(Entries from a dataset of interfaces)
%%
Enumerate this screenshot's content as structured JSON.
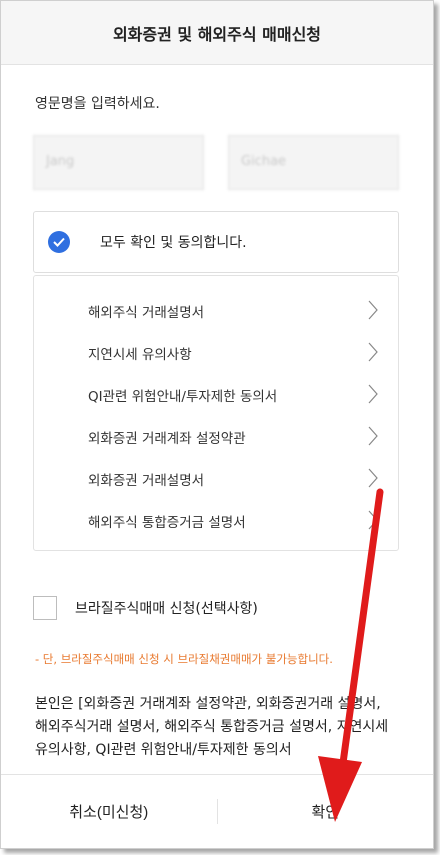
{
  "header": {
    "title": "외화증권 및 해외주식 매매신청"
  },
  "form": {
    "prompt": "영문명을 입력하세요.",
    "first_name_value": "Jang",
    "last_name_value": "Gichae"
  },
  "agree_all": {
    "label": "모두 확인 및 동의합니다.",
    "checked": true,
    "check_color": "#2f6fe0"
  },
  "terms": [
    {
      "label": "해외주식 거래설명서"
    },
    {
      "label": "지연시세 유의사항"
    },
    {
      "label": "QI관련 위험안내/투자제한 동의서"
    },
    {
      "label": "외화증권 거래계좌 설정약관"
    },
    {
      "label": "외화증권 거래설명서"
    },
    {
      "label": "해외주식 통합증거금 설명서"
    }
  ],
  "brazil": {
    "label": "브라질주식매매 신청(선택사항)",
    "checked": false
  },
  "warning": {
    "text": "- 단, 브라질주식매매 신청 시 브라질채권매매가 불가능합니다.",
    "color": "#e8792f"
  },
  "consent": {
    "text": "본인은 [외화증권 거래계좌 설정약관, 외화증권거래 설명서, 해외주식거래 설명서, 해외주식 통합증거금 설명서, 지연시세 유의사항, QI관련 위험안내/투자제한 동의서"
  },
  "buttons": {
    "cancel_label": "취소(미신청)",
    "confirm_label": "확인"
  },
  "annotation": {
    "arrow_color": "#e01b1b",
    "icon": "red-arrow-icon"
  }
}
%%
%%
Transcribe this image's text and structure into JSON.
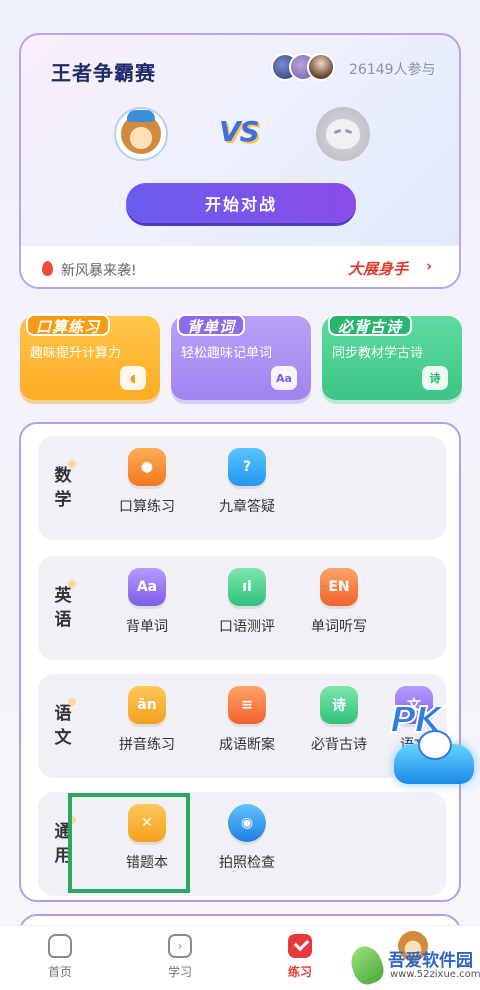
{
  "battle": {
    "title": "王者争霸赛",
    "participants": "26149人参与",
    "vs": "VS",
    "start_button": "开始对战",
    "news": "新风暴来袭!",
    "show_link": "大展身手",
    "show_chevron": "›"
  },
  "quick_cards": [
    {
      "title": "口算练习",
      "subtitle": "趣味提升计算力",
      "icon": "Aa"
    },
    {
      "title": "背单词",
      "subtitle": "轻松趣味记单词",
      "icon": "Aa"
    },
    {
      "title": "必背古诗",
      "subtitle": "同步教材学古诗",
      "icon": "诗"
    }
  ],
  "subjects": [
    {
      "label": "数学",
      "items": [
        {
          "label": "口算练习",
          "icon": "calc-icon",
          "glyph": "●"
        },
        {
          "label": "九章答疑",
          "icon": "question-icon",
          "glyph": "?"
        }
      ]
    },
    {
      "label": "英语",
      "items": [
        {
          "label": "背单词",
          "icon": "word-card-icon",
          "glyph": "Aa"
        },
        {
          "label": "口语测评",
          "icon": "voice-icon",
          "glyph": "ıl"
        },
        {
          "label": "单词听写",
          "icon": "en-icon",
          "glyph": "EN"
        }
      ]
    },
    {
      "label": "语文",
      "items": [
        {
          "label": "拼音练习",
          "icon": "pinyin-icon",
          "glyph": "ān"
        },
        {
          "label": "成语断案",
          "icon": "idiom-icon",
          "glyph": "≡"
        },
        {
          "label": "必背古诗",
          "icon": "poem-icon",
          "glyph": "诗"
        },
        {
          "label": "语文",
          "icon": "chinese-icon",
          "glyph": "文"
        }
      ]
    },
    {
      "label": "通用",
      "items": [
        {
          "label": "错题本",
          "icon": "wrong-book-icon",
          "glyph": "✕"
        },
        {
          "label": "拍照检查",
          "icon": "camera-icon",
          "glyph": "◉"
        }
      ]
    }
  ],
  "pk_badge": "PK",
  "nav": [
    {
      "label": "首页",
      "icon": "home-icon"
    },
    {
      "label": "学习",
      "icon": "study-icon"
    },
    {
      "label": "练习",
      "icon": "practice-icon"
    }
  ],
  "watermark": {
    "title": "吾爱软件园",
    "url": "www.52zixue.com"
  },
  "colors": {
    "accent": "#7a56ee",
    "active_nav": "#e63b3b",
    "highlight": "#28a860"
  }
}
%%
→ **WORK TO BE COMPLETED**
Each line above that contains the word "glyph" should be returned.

→ **RESPONSE BELOW**
          "glyph": "●"
          "glyph": "?"
          "glyph": "Aa"
          "glyph": "ıl"
          "glyph": "EN"
          "glyph": "ān"
          "glyph": "≡"
          "glyph": "诗"
          "glyph": "文"
          "glyph": "✕"
          "glyph": "◉"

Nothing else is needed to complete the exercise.